According to market research and consulting firm Niko Partners, China’s domestic mobile gaming revenue grew 31% year-on-year to $29.2 billion in 2020.
Niko Partners drew attention to the COVID-19 outbreak
Immediately after the Chinese government imposed home stay restrictions across the country for a long period of time due to COVID-19, the local game market began to change and develop rapidly. “While China has mostly returned to normal, the pandemic and the resulting restrictions have led to major changes in player behavior, engagement, and spending throughout the year,” said Lisa Hanson, founder, and president of Niko Partners.
China’s overall video games market is estimated to reach $ 55 billion by 2025, with 781 million players. By the end of 2020, 682 million of China’s 1.4 billion people are already mobile gamers, up 7% year on year. Niko Partners predicts that the total number of mobile players will reach 748 million by 2025.
Niko Partners stated that companies are finding better ways to monetize their growing user population. In addition, monthly average revenue per user and player spending on a monthly basis increased last year.

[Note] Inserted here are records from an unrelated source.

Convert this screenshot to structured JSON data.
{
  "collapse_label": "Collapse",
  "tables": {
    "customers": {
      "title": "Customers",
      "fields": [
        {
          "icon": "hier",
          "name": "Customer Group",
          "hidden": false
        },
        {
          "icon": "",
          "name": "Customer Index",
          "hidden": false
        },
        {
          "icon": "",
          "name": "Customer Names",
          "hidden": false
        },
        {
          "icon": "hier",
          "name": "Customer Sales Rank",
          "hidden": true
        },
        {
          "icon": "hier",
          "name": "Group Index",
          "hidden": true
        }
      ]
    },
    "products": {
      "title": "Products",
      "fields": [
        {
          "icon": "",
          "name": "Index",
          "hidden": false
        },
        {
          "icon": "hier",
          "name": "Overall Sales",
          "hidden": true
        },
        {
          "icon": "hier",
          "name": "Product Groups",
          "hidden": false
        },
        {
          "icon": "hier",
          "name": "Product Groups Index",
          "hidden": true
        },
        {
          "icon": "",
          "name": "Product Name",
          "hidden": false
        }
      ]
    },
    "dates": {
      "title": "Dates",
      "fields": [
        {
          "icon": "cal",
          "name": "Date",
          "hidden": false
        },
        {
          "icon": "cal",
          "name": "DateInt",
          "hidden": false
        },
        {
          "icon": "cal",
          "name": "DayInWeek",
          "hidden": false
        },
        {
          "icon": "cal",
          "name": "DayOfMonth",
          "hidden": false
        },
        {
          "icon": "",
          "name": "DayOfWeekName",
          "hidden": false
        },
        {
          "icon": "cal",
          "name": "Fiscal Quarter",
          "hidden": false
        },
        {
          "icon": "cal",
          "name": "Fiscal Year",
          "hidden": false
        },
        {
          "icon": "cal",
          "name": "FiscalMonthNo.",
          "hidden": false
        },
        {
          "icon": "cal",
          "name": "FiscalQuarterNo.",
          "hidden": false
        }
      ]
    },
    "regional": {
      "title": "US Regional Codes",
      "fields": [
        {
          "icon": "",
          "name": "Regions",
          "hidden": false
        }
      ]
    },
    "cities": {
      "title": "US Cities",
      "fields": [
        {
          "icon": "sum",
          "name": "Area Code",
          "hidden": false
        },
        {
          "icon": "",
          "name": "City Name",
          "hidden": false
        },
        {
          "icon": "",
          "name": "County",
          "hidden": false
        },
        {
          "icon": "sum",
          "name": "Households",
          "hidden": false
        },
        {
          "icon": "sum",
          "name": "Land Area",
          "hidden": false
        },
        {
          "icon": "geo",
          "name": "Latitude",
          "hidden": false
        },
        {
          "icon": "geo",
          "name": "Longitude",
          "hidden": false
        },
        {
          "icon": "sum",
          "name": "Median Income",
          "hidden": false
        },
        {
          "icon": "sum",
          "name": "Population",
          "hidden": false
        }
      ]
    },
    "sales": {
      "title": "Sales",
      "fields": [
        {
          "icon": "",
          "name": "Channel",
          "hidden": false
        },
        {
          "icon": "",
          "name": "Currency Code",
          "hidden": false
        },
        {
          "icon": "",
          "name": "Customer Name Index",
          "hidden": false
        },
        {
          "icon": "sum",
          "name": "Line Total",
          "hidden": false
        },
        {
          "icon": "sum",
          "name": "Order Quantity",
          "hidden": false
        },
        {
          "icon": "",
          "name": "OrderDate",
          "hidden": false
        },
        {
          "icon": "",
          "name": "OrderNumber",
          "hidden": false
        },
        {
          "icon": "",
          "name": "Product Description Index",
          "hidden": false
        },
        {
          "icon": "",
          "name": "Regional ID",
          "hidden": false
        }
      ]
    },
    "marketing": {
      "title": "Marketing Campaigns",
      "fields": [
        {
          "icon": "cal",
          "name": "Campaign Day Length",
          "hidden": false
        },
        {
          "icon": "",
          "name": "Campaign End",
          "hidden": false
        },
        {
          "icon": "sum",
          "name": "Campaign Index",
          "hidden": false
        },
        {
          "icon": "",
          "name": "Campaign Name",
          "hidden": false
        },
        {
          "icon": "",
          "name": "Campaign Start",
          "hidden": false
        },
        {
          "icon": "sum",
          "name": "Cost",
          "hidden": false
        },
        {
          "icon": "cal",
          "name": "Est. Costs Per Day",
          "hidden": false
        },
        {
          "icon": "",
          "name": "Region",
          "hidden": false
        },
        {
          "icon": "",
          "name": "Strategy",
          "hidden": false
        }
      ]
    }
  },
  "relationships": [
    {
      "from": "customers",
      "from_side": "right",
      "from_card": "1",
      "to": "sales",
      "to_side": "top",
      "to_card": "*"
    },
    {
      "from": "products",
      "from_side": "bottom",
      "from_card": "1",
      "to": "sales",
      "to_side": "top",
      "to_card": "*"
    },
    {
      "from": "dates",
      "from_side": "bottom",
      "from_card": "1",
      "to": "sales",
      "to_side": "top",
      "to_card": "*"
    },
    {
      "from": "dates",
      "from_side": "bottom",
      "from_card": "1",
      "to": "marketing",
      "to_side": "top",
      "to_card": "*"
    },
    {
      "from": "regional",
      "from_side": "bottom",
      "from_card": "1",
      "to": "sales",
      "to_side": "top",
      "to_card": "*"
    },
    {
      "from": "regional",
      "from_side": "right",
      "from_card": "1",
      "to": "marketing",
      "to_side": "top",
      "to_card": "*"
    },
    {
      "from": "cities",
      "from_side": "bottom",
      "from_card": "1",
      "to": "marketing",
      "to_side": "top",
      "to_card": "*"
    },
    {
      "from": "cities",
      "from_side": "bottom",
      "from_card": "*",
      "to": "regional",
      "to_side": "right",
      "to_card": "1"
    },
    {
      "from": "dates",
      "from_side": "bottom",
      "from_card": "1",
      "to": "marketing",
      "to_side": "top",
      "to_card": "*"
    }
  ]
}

At the same time, the epidemic has affected the PC gaming market. In the past year, although the total number of PC gamers in China increased by 1.4% to 325.4 million, PC gaming revenue actually fell 4.9% to $13.9 billion, highlighting the growing popularity of mobile over PC-based gaming. As can be guessed, most computer gamers also play mobile games. Niko Partners estimates that the number of PC gamers will not increase significantly in the coming years and will reach only 335.3 million by 2025. The estimated number seems to be less than half of the 2025 mobile gamers.
For now, however, PC games still account for more than 32% of total Chinese gaming revenue and about 45% of gamers, and Niko Partners predicts the industry will return to growth in 2022.
Tencent and NetEase continue to be China’s top two game publishers, but face increased competition from other major tech companies and mid-sized gaming companies. Tencent is reportedly facing a fine of at least $1.5 billion as a result of an ongoing “anti-trust” investigation, but Reuters said sources with knowledge of the matter said its core gaming activities could escape the investigation unscathed.